If even a 10th of what Michael Wolff reports is true, we should really be worried.

Perhaps the most striking episode in Fire and Fury, journalist Michael Wolff’s new book on the first year of the Trump presidency, is its account of the firing of FBI Director James Comey last May.

The sole grounds for the hastily-made decision, Wolff reports, was the president’s anger at the rapidly expanding Russia investigation into whether his campaign colluded with Russia. Trump and his family were worried about what the FBI would find out about their finances — and wanted the investigation quashed. The final decision, on May 9, was made with virtually no input from his team; most of the West Wing staff reportedly found out about it from Fox News.

“In presidential annals,” Wolff writes, “the firing of FBI director James Comey may be the most consequential move ever made by a modern president acting entirely on his own.”

Wolff’s description of the Comey firing has gotten less media attention than some of the book’s more inflammatory nuggets, like the idea that Trump didn’t actually expect, or want, to win the 2016 election. But it illustrates perhaps the book’s most important takeaway: The way in which this White House makes major foreign policy and national security decisions is fundamentally broken, and the root cause is Donald Trump himself.

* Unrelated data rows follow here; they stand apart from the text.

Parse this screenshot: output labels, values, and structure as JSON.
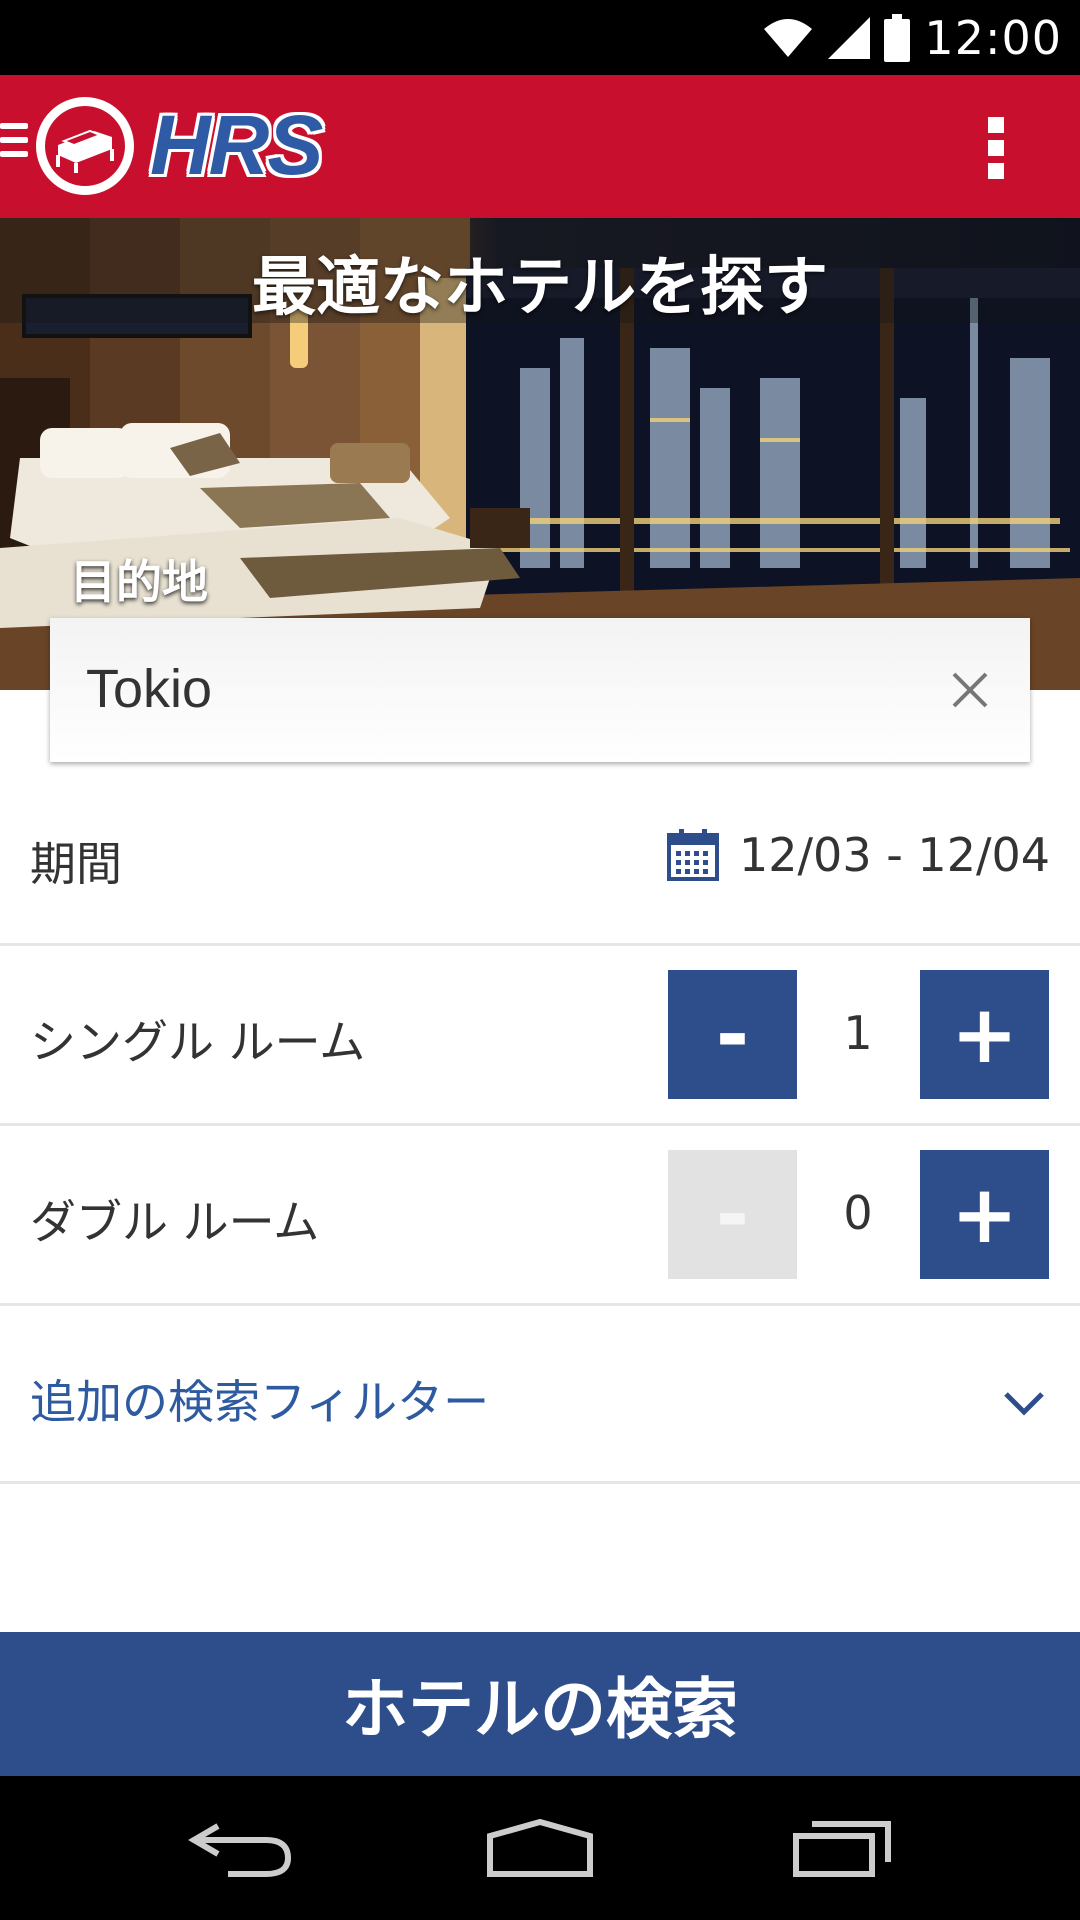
{
  "status_bar": {
    "time": "12:00",
    "icons": [
      "wifi-icon",
      "signal-icon",
      "battery-icon"
    ]
  },
  "app_bar": {
    "logo_text": "HRS",
    "brand_color": "#c8102e",
    "logo_color": "#2f5aa5",
    "icons": [
      "menu-icon",
      "bed-logo-icon",
      "overflow-menu-icon"
    ]
  },
  "hero": {
    "title": "最適なホテルを探す",
    "destination_label": "目的地"
  },
  "destination": {
    "value": "Tokio"
  },
  "period": {
    "label": "期間",
    "dates": "12/03 - 12/04",
    "icon": "calendar-icon"
  },
  "single_room": {
    "label": "シングル ルーム",
    "minus": "-",
    "count": "1",
    "plus": "+"
  },
  "double_room": {
    "label": "ダブル ルーム",
    "minus": "-",
    "count": "0",
    "plus": "+"
  },
  "filters": {
    "label": "追加の検索フィルター",
    "icon": "chevron-down-icon"
  },
  "search_button": {
    "label": "ホテルの検索",
    "color": "#2e4d8b"
  },
  "nav_bar": {
    "icons": [
      "back-icon",
      "home-icon",
      "recents-icon"
    ]
  }
}
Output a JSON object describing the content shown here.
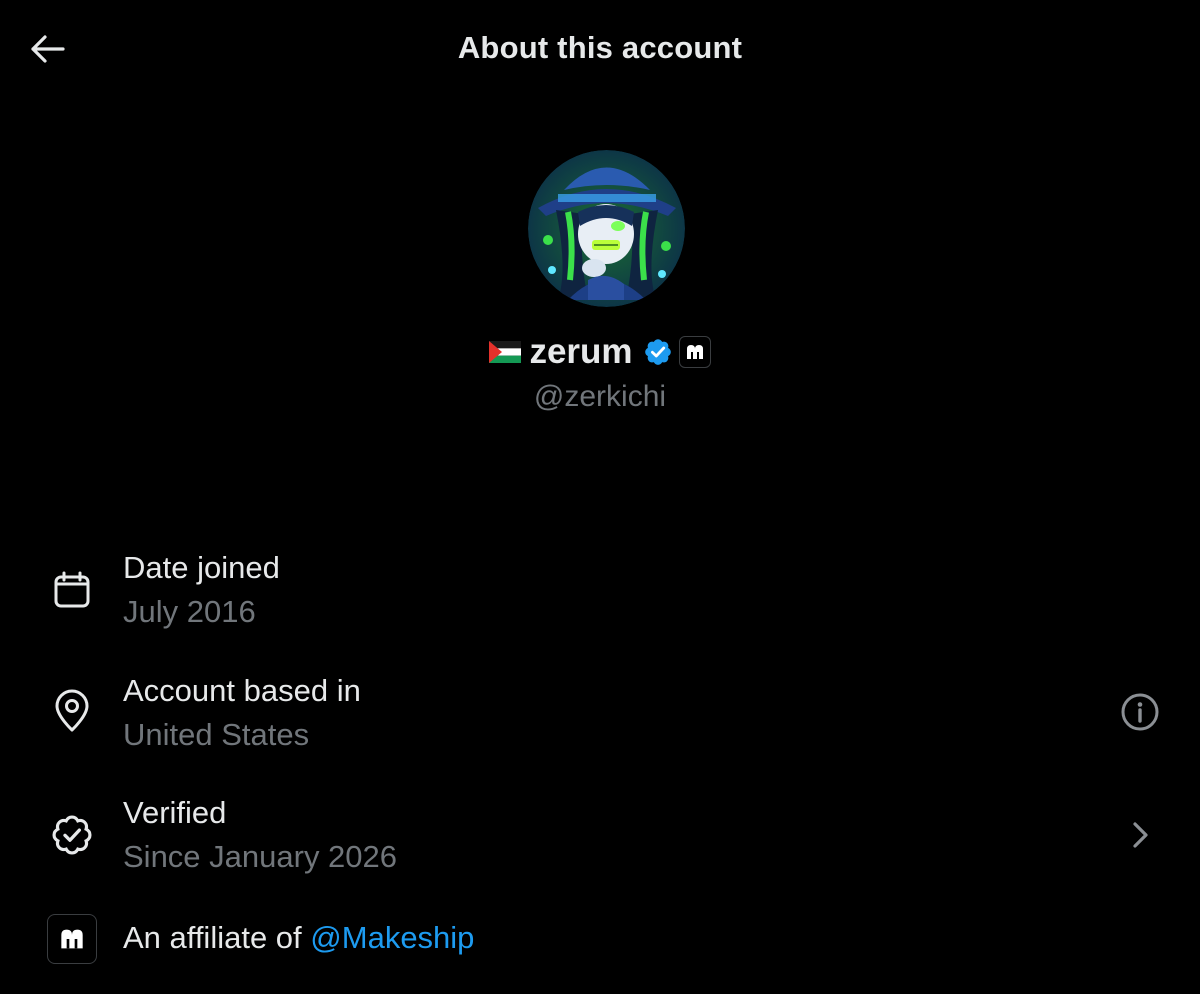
{
  "header": {
    "title": "About this account",
    "back_icon": "arrow-left-icon"
  },
  "profile": {
    "display_name": "zerum",
    "name_prefix_emoji": "palestine-flag",
    "handle": "@zerkichi",
    "verified": true,
    "verified_color": "#1d9bf0",
    "affiliate_badge": "makeship-logo"
  },
  "rows": {
    "date_joined": {
      "icon": "calendar-icon",
      "title": "Date joined",
      "value": "July 2016"
    },
    "location": {
      "icon": "location-pin-icon",
      "title": "Account based in",
      "value": "United States",
      "trailing_icon": "info-icon"
    },
    "verified": {
      "icon": "verified-check-icon",
      "title": "Verified",
      "value": "Since January 2026",
      "trailing_icon": "chevron-right-icon"
    },
    "affiliate": {
      "icon": "makeship-logo",
      "prefix": "An affiliate of ",
      "link": "@Makeship",
      "link_color": "#1d9bf0"
    }
  },
  "colors": {
    "background": "#000000",
    "primary_text": "#e7e9ea",
    "secondary_text": "#71767b",
    "accent": "#1d9bf0"
  }
}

From bombing Syria to the surge in Afghanistan to the standoff with North Korea, Trump behaves largely as he did during the deliberations over whether to fire Comey: ignoring the facts of the situation, making decisions rooted principally in his own personal feelings or connections, then failing to understand the consequences of his actions even after they’ve been taken.

We shouldn’t treat Fire and Fury as gospel; Wolff has a long history of playing loose with Read More Here